◆ GIVEN DATA ◆
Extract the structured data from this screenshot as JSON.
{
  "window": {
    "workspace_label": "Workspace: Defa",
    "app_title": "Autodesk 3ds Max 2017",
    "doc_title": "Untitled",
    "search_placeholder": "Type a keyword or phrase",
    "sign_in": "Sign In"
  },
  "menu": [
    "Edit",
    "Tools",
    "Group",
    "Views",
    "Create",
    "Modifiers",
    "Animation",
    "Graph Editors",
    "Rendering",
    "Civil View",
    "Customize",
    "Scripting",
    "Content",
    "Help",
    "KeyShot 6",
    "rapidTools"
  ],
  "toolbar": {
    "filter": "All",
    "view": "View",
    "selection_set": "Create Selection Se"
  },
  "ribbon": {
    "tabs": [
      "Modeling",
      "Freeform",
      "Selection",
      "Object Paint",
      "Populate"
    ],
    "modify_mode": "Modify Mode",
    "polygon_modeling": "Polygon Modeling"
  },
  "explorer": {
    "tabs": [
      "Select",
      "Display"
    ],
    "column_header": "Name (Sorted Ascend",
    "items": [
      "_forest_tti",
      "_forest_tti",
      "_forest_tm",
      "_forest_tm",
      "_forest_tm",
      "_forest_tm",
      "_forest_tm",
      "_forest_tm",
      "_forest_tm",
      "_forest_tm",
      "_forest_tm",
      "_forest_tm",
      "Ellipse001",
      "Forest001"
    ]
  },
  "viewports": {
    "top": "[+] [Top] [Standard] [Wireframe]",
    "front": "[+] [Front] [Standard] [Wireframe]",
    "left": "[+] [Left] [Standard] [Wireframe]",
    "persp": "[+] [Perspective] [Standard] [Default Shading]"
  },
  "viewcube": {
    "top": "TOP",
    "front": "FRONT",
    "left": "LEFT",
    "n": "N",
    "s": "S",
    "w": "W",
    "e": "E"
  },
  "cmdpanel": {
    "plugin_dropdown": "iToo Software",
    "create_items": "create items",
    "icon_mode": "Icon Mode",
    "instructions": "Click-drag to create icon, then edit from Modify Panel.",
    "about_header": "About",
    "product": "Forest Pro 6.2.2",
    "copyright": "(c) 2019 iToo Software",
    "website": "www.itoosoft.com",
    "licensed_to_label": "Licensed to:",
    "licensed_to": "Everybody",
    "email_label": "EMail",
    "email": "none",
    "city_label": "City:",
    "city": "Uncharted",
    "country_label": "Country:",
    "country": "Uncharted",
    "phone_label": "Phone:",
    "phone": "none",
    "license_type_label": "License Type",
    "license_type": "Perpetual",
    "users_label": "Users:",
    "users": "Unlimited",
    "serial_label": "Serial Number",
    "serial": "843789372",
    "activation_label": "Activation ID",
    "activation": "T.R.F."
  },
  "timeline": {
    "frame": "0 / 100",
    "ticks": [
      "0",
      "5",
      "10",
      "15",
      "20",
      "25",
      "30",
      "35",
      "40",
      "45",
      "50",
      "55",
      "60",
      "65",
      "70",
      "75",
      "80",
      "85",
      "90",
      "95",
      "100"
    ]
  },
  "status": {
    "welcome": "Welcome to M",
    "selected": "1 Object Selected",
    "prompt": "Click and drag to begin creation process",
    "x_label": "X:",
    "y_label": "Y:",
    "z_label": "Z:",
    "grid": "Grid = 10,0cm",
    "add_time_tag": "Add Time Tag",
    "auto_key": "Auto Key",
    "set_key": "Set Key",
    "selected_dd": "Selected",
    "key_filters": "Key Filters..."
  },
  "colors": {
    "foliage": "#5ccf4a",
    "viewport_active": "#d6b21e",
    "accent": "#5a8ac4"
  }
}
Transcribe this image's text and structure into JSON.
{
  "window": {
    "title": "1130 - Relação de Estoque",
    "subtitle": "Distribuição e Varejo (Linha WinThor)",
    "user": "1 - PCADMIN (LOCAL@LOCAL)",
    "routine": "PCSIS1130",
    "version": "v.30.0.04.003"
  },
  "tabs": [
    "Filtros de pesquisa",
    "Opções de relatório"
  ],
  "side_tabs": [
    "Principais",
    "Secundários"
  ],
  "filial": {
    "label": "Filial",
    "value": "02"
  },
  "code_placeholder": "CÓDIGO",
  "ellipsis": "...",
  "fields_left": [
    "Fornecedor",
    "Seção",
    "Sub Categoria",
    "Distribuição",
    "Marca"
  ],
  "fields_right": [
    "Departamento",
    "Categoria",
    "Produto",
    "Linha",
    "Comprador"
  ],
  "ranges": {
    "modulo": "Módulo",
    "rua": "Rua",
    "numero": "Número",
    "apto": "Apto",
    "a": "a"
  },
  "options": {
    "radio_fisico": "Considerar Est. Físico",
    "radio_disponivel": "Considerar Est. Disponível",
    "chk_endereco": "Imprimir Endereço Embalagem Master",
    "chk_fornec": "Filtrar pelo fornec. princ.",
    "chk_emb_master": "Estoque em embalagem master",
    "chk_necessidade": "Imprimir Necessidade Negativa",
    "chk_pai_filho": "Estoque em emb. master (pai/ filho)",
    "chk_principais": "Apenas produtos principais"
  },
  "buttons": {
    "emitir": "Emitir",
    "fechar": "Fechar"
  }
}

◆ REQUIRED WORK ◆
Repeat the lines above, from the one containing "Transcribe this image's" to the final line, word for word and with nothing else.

◆ OUTPUT OF THE TASK ◆
Transcribe this image's text and structure into JSON.
{
  "window": {
    "title": "1130 - Relação de Estoque",
    "subtitle": "Distribuição e Varejo (Linha WinThor)",
    "user": "1 - PCADMIN (LOCAL@LOCAL)",
    "routine": "PCSIS1130",
    "version": "v.30.0.04.003"
  },
  "tabs": [
    "Filtros de pesquisa",
    "Opções de relatório"
  ],
  "side_tabs": [
    "Principais",
    "Secundários"
  ],
  "filial": {
    "label": "Filial",
    "value": "02"
  },
  "code_placeholder": "CÓDIGO",
  "ellipsis": "...",
  "fields_left": [
    "Fornecedor",
    "Seção",
    "Sub Categoria",
    "Distribuição",
    "Marca"
  ],
  "fields_right": [
    "Departamento",
    "Categoria",
    "Produto",
    "Linha",
    "Comprador"
  ],
  "ranges": {
    "modulo": "Módulo",
    "rua": "Rua",
    "numero": "Número",
    "apto": "Apto",
    "a": "a"
  },
  "options": {
    "radio_fisico": "Considerar Est. Físico",
    "radio_disponivel": "Considerar Est. Disponível",
    "chk_endereco": "Imprimir Endereço Embalagem Master",
    "chk_fornec": "Filtrar pelo fornec. princ.",
    "chk_emb_master": "Estoque em embalagem master",
    "chk_necessidade": "Imprimir Necessidade Negativa",
    "chk_pai_filho": "Estoque em emb. master (pai/ filho)",
    "chk_principais": "Apenas produtos principais"
  },
  "buttons": {
    "emitir": "Emitir",
    "fechar": "Fechar"
  }
}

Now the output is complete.